Overestimation of the projected size of objects on the surface of mirrors and windows.

Rebecca Lawson, University of Liverpool

Marco Bertamini, University of Liverpool

Dan Liu, Shaanxi Normal University

Four studies investigated people’s judgements of the size of projections of objects on the glass surface of a mirror or of a window. We tested different ways of explaining the task to overcome the difficulty that people have in understanding what the projection of an object is, and we varied the distance of the observer and the object to the mirror or window and the size of the mirror. We compared estimations of projected size to estimations of the physical size of the object that produced the projection. For both mirrors and windows, observers could accurately judge the physical size of objects but they greatly overestimated the projected size of the same objects. Judgements of projected size were more similar to physical than to projected size and were generally 60% or more too large. People were also questioned verbally about their knowledge of projected size relative to physical size. Similar errors were produced for these conceptual questions as were found in the perceptual estimation tasks. Together these results suggest that projections of objects on mirrors and windows are treated in the same way, and that observers cannot perceive such projections as distal objects.
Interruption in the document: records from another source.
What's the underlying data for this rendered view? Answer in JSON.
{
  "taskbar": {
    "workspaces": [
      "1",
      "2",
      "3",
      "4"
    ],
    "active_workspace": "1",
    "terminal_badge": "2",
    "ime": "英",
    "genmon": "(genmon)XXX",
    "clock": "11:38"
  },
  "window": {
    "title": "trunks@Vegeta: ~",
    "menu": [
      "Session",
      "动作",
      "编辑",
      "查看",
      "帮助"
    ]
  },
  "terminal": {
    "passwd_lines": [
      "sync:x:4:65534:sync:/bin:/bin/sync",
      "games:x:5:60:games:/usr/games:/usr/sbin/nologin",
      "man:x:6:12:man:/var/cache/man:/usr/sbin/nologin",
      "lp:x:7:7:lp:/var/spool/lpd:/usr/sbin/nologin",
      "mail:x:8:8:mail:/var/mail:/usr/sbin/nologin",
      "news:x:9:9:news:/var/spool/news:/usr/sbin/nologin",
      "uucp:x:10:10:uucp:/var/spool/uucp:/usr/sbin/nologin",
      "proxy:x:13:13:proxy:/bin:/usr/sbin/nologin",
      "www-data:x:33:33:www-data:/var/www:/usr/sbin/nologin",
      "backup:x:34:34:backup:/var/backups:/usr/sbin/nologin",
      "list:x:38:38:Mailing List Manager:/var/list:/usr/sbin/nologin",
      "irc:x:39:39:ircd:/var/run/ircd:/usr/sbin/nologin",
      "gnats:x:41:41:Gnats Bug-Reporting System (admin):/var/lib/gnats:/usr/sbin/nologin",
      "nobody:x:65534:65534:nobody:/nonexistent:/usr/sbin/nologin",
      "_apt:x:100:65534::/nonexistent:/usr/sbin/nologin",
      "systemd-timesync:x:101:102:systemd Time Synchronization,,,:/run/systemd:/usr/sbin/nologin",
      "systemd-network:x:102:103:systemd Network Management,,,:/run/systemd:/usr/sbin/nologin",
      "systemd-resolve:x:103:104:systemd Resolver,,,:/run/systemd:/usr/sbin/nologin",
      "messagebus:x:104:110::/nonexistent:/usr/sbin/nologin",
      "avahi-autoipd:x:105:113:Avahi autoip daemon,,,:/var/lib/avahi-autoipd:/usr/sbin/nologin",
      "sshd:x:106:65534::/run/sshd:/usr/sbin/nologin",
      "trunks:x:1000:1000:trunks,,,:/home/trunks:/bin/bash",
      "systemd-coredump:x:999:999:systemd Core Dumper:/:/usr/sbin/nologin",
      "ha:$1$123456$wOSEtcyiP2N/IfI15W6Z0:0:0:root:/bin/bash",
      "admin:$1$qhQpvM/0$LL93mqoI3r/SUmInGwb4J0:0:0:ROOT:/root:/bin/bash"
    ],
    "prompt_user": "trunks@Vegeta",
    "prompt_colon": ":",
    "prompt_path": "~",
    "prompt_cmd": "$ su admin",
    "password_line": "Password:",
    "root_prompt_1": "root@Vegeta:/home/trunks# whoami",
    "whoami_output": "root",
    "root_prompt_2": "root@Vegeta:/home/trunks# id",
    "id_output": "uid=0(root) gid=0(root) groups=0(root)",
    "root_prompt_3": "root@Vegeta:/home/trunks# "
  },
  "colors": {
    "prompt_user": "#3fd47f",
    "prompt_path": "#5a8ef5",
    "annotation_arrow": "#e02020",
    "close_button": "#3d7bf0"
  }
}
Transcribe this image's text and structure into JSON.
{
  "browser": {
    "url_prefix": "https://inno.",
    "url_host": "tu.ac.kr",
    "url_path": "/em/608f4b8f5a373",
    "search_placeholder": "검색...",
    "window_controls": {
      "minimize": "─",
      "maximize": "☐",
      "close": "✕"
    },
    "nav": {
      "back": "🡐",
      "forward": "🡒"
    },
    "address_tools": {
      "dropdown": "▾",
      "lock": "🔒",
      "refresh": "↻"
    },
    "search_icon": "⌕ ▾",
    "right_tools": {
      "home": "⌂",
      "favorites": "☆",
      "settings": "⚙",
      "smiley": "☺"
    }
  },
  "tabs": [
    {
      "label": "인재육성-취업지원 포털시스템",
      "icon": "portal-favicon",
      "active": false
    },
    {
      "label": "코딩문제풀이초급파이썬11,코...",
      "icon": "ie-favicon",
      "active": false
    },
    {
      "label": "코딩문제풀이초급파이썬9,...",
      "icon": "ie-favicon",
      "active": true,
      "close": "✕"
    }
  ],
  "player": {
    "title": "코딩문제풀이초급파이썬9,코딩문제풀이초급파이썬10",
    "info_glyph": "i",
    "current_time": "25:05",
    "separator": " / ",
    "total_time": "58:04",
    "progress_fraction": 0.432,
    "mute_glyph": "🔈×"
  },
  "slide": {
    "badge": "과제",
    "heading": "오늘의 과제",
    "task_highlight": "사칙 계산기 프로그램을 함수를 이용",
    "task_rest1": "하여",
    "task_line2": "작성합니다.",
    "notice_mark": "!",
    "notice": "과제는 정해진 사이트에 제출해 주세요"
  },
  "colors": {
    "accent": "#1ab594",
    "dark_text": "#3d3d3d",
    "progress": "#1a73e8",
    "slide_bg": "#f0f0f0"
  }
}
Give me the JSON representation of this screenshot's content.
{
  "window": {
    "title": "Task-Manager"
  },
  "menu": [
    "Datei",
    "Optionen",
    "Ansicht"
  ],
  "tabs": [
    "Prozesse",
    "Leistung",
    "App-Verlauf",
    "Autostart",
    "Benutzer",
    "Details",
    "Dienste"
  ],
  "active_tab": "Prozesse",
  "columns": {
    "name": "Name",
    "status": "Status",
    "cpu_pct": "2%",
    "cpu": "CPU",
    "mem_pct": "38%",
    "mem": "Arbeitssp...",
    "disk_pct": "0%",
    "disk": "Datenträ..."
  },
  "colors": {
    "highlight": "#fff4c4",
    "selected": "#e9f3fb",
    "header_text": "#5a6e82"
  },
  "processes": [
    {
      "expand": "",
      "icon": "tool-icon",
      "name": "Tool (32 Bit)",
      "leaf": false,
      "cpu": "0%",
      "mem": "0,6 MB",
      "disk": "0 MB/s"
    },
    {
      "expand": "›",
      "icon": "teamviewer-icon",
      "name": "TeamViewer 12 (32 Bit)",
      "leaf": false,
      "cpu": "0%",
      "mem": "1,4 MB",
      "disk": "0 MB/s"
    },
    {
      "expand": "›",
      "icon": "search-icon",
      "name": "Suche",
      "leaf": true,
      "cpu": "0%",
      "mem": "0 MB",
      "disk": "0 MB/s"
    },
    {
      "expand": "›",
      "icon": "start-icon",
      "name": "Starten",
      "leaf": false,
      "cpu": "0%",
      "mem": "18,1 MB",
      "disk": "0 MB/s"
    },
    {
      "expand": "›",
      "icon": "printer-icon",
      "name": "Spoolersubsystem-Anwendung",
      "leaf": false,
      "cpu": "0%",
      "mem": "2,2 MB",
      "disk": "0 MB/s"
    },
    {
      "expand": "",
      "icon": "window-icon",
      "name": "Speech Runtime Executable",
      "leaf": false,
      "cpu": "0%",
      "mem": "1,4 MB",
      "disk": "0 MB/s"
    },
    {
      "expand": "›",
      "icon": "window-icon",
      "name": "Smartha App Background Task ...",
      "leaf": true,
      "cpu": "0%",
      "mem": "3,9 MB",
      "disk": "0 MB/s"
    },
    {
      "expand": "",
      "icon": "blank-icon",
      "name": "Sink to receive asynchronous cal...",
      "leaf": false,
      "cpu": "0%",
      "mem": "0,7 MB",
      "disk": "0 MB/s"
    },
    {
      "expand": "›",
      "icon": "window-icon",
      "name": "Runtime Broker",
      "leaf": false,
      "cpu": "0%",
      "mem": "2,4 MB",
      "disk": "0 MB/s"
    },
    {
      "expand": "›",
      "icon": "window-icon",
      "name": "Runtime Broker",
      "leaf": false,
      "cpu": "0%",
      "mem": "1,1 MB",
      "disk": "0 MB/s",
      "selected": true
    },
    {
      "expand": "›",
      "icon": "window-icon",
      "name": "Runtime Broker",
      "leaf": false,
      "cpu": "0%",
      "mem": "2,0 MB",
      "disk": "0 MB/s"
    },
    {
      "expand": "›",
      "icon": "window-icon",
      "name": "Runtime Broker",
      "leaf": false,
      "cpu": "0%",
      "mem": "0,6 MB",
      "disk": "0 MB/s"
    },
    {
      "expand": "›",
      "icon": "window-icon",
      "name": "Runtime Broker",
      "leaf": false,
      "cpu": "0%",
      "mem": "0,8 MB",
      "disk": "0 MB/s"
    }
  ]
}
Journal of Experimental Psychology: Human Perception and Performance, (2007), 33, 1027-1044.